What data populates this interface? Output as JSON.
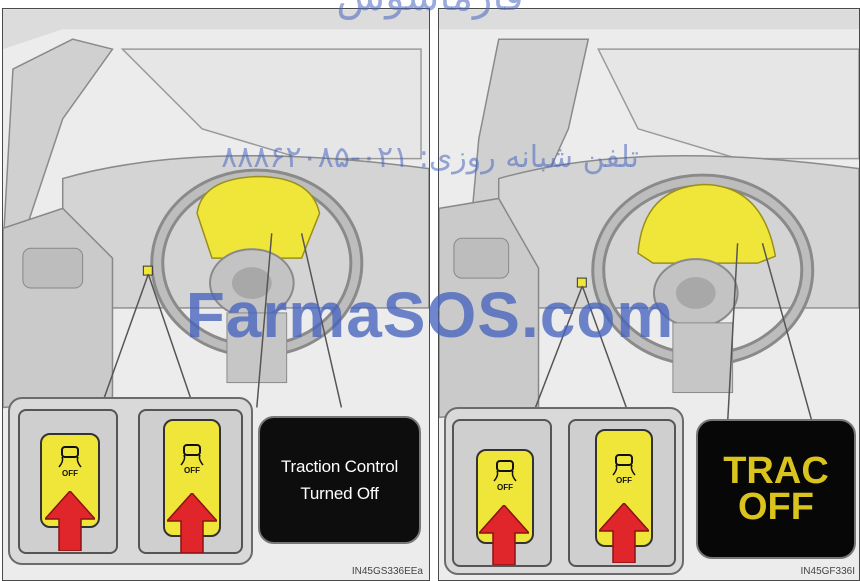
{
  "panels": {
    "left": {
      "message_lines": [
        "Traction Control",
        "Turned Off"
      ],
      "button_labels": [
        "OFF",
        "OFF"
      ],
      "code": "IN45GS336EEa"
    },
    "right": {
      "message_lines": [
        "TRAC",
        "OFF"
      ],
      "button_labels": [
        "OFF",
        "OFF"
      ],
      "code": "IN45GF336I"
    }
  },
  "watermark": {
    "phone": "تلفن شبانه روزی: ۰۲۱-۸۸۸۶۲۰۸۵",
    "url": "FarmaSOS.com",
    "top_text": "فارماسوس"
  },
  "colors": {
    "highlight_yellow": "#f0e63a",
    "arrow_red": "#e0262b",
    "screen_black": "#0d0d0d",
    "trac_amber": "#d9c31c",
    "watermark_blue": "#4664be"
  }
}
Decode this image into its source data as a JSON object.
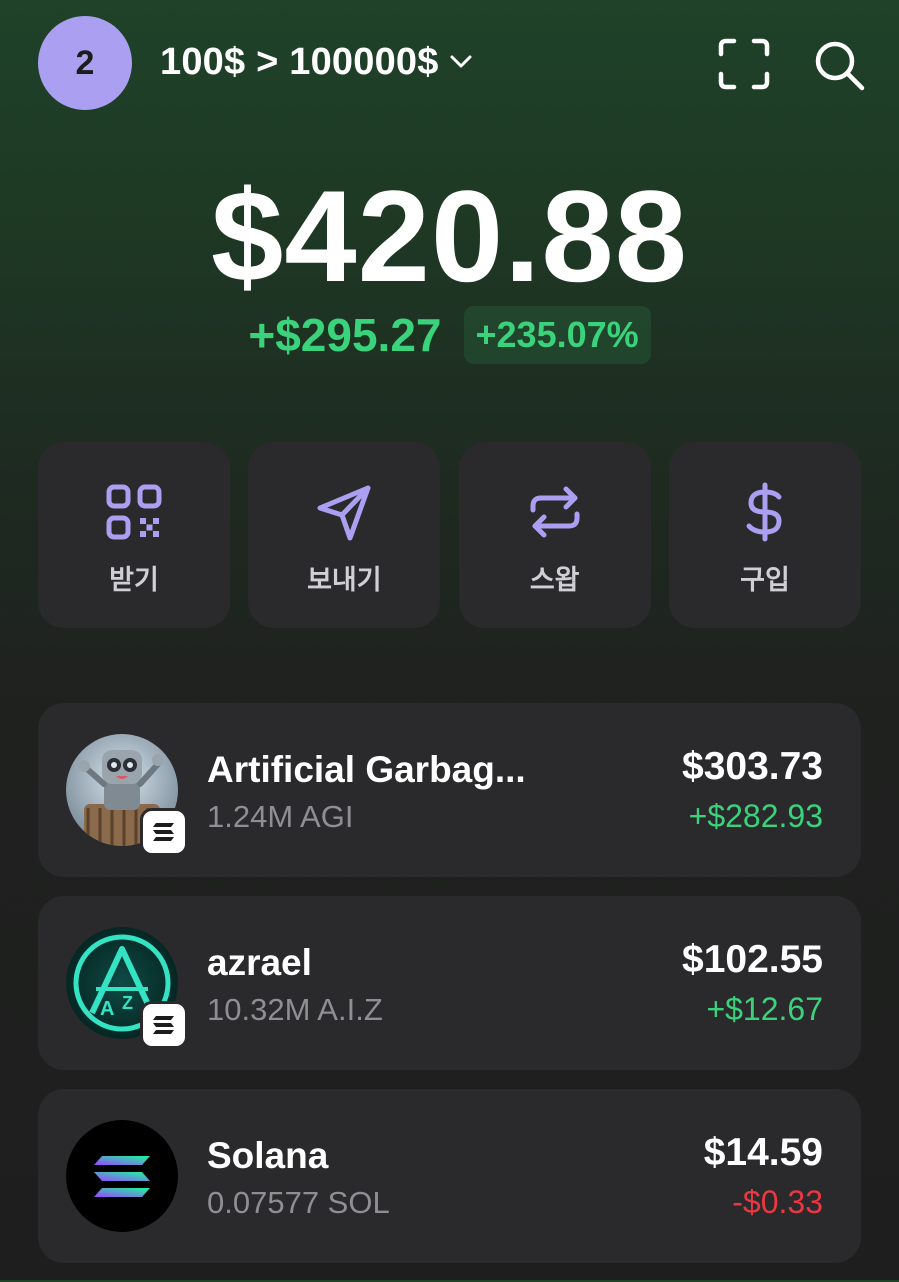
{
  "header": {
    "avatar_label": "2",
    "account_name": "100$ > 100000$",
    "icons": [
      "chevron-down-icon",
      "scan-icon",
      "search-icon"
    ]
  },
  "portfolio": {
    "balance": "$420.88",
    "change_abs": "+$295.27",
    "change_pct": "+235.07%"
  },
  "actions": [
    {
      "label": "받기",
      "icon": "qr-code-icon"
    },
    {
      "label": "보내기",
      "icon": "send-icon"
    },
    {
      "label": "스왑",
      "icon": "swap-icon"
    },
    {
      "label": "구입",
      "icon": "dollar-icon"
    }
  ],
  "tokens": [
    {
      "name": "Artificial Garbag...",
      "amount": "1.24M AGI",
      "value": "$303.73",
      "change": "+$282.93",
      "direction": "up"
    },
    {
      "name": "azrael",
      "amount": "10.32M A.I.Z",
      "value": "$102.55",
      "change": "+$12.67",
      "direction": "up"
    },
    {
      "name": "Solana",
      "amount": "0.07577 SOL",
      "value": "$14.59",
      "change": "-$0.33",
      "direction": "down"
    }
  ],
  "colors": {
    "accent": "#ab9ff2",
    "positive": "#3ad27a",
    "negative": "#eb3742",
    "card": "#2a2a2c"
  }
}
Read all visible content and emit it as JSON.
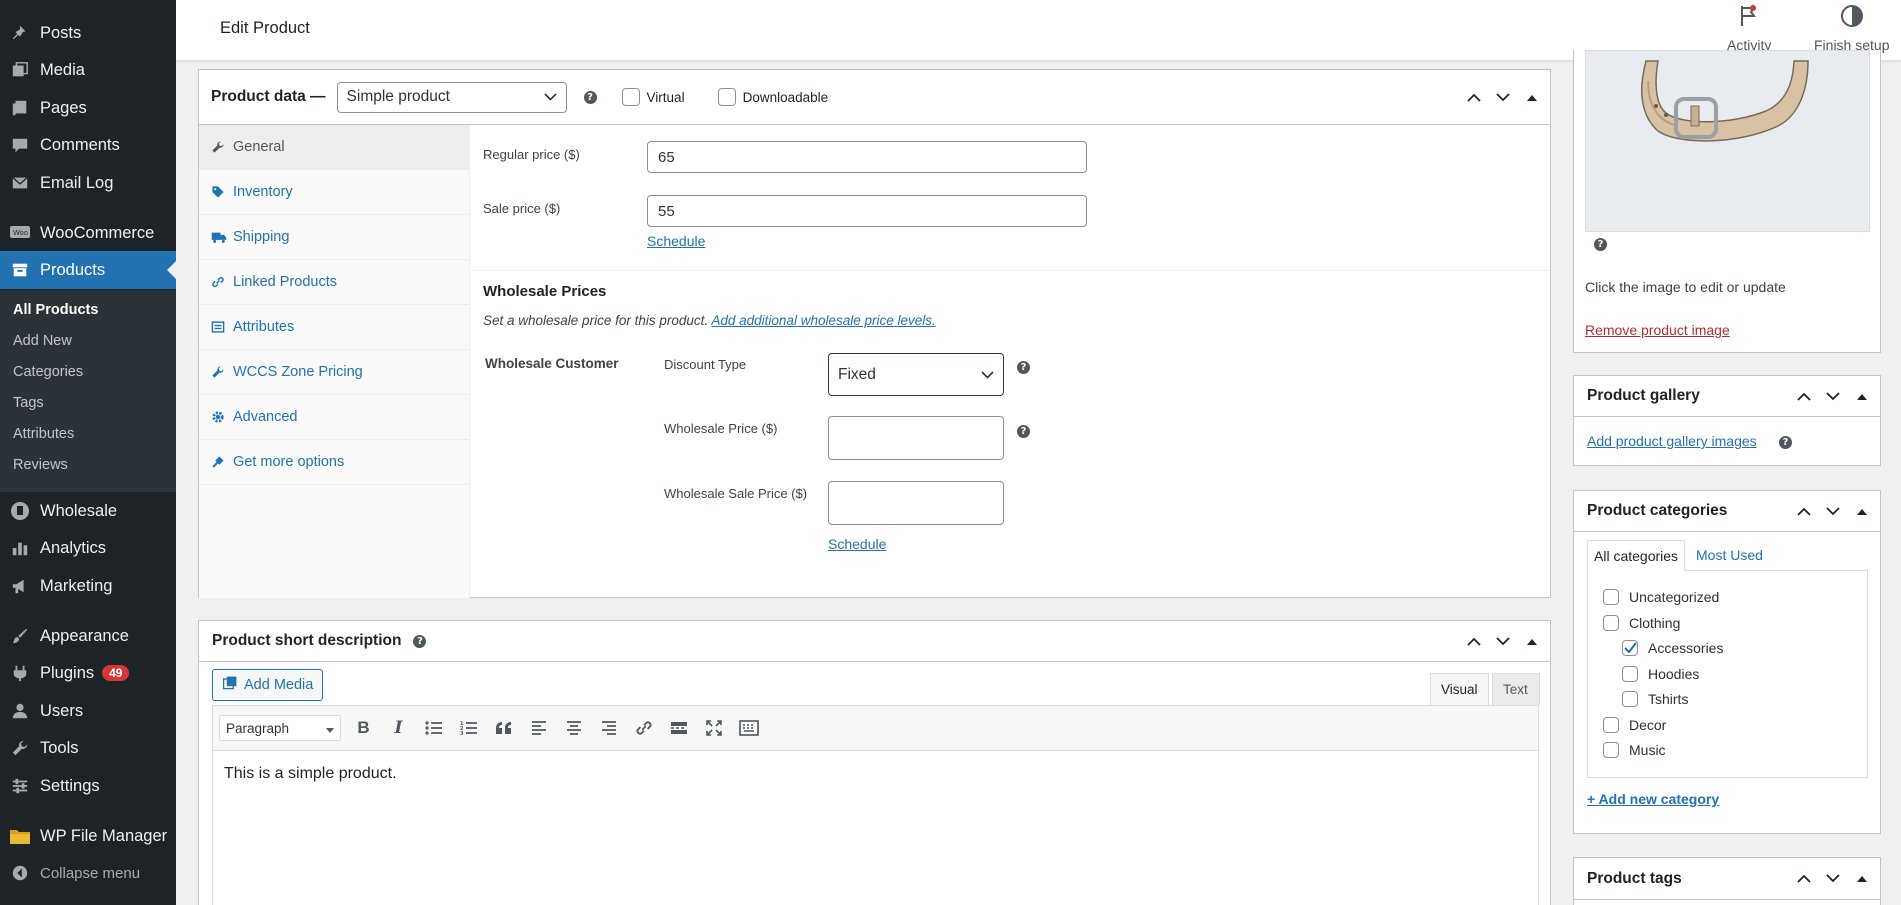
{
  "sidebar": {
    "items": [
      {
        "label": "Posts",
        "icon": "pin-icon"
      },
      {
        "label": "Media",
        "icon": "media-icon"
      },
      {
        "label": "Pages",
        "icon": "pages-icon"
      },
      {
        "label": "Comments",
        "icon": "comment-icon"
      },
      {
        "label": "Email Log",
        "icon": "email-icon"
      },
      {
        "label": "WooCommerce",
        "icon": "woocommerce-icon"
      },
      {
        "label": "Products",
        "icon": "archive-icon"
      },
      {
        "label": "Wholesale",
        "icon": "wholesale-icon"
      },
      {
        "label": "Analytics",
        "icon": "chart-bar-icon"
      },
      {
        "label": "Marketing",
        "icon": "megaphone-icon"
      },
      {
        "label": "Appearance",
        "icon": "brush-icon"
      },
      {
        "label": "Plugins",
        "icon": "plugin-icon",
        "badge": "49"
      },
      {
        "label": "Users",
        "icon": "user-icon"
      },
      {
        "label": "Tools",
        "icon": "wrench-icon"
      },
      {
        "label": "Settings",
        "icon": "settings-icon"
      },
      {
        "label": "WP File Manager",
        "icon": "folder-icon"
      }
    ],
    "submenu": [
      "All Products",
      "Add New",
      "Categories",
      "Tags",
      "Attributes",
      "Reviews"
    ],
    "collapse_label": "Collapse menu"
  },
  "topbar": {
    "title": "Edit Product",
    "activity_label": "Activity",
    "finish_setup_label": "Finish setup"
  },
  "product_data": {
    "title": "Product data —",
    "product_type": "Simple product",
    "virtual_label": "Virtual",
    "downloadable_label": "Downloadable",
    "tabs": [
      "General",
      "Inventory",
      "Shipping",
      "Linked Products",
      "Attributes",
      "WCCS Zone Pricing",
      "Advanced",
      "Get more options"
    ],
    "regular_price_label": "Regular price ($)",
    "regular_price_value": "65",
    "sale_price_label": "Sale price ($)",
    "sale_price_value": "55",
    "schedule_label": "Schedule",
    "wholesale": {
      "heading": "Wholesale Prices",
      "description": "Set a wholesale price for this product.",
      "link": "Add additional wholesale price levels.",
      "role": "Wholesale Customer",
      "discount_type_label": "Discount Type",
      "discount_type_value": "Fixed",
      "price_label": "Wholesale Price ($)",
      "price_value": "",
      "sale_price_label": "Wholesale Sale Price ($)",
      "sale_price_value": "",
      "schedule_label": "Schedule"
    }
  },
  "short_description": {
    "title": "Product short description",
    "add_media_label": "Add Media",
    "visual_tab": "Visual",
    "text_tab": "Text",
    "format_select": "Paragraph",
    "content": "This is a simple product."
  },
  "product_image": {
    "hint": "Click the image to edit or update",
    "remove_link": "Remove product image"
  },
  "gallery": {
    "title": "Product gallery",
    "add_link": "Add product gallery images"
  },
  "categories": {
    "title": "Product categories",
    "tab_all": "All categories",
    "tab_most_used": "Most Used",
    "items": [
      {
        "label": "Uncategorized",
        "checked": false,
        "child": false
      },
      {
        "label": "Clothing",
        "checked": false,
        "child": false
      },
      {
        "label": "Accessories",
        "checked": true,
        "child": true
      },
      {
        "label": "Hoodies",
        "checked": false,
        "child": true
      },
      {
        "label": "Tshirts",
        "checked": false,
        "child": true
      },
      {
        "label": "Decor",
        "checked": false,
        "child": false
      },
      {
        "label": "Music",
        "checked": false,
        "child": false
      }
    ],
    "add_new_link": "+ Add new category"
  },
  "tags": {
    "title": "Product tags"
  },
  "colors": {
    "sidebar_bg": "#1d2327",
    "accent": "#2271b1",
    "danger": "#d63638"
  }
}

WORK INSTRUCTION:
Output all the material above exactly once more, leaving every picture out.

EXERCISE ANSWER:
What data populates this interface? Output as JSON.
{
  "panels": {
    "left": {
      "message_lines": [
        "Traction Control",
        "Turned Off"
      ],
      "button_labels": [
        "OFF",
        "OFF"
      ],
      "code": "IN45GS336EEa"
    },
    "right": {
      "message_lines": [
        "TRAC",
        "OFF"
      ],
      "button_labels": [
        "OFF",
        "OFF"
      ],
      "code": "IN45GF336I"
    }
  },
  "watermark": {
    "phone": "تلفن شبانه روزی: ۰۲۱-۸۸۸۶۲۰۸۵",
    "url": "FarmaSOS.com",
    "top_text": "فارماسوس"
  },
  "colors": {
    "highlight_yellow": "#f0e63a",
    "arrow_red": "#e0262b",
    "screen_black": "#0d0d0d",
    "trac_amber": "#d9c31c",
    "watermark_blue": "#4664be"
  }
}
Decode this image into its source data as a JSON object.
{
  "header": {
    "avatar_label": "2",
    "account_name": "100$ > 100000$",
    "icons": [
      "chevron-down-icon",
      "scan-icon",
      "search-icon"
    ]
  },
  "portfolio": {
    "balance": "$420.88",
    "change_abs": "+$295.27",
    "change_pct": "+235.07%"
  },
  "actions": [
    {
      "label": "받기",
      "icon": "qr-code-icon"
    },
    {
      "label": "보내기",
      "icon": "send-icon"
    },
    {
      "label": "스왑",
      "icon": "swap-icon"
    },
    {
      "label": "구입",
      "icon": "dollar-icon"
    }
  ],
  "tokens": [
    {
      "name": "Artificial Garbag...",
      "amount": "1.24M AGI",
      "value": "$303.73",
      "change": "+$282.93",
      "direction": "up"
    },
    {
      "name": "azrael",
      "amount": "10.32M A.I.Z",
      "value": "$102.55",
      "change": "+$12.67",
      "direction": "up"
    },
    {
      "name": "Solana",
      "amount": "0.07577 SOL",
      "value": "$14.59",
      "change": "-$0.33",
      "direction": "down"
    }
  ],
  "colors": {
    "accent": "#ab9ff2",
    "positive": "#3ad27a",
    "negative": "#eb3742",
    "card": "#2a2a2c"
  }
}
Read all visible content and emit it as JSON.
{
  "sidebar": {
    "items": [
      {
        "label": "Posts",
        "icon": "pin-icon"
      },
      {
        "label": "Media",
        "icon": "media-icon"
      },
      {
        "label": "Pages",
        "icon": "pages-icon"
      },
      {
        "label": "Comments",
        "icon": "comment-icon"
      },
      {
        "label": "Email Log",
        "icon": "email-icon"
      },
      {
        "label": "WooCommerce",
        "icon": "woocommerce-icon"
      },
      {
        "label": "Products",
        "icon": "archive-icon"
      },
      {
        "label": "Wholesale",
        "icon": "wholesale-icon"
      },
      {
        "label": "Analytics",
        "icon": "chart-bar-icon"
      },
      {
        "label": "Marketing",
        "icon": "megaphone-icon"
      },
      {
        "label": "Appearance",
        "icon": "brush-icon"
      },
      {
        "label": "Plugins",
        "icon": "plugin-icon",
        "badge": "49"
      },
      {
        "label": "Users",
        "icon": "user-icon"
      },
      {
        "label": "Tools",
        "icon": "wrench-icon"
      },
      {
        "label": "Settings",
        "icon": "settings-icon"
      },
      {
        "label": "WP File Manager",
        "icon": "folder-icon"
      }
    ],
    "submenu": [
      "All Products",
      "Add New",
      "Categories",
      "Tags",
      "Attributes",
      "Reviews"
    ],
    "collapse_label": "Collapse menu"
  },
  "topbar": {
    "title": "Edit Product",
    "activity_label": "Activity",
    "finish_setup_label": "Finish setup"
  },
  "product_data": {
    "title": "Product data —",
    "product_type": "Simple product",
    "virtual_label": "Virtual",
    "downloadable_label": "Downloadable",
    "tabs": [
      "General",
      "Inventory",
      "Shipping",
      "Linked Products",
      "Attributes",
      "WCCS Zone Pricing",
      "Advanced",
      "Get more options"
    ],
    "regular_price_label": "Regular price ($)",
    "regular_price_value": "65",
    "sale_price_label": "Sale price ($)",
    "sale_price_value": "55",
    "schedule_label": "Schedule",
    "wholesale": {
      "heading": "Wholesale Prices",
      "description": "Set a wholesale price for this product.",
      "link": "Add additional wholesale price levels.",
      "role": "Wholesale Customer",
      "discount_type_label": "Discount Type",
      "discount_type_value": "Fixed",
      "price_label": "Wholesale Price ($)",
      "price_value": "",
      "sale_price_label": "Wholesale Sale Price ($)",
      "sale_price_value": "",
      "schedule_label": "Schedule"
    }
  },
  "short_description": {
    "title": "Product short description",
    "add_media_label": "Add Media",
    "visual_tab": "Visual",
    "text_tab": "Text",
    "format_select": "Paragraph",
    "content": "This is a simple product."
  },
  "product_image": {
    "hint": "Click the image to edit or update",
    "remove_link": "Remove product image"
  },
  "gallery": {
    "title": "Product gallery",
    "add_link": "Add product gallery images"
  },
  "categories": {
    "title": "Product categories",
    "tab_all": "All categories",
    "tab_most_used": "Most Used",
    "items": [
      {
        "label": "Uncategorized",
        "checked": false,
        "child": false
      },
      {
        "label": "Clothing",
        "checked": false,
        "child": false
      },
      {
        "label": "Accessories",
        "checked": true,
        "child": true
      },
      {
        "label": "Hoodies",
        "checked": false,
        "child": true
      },
      {
        "label": "Tshirts",
        "checked": false,
        "child": true
      },
      {
        "label": "Decor",
        "checked": false,
        "child": false
      },
      {
        "label": "Music",
        "checked": false,
        "child": false
      }
    ],
    "add_new_link": "+ Add new category"
  },
  "tags": {
    "title": "Product tags"
  },
  "colors": {
    "sidebar_bg": "#1d2327",
    "accent": "#2271b1",
    "danger": "#d63638"
  }
}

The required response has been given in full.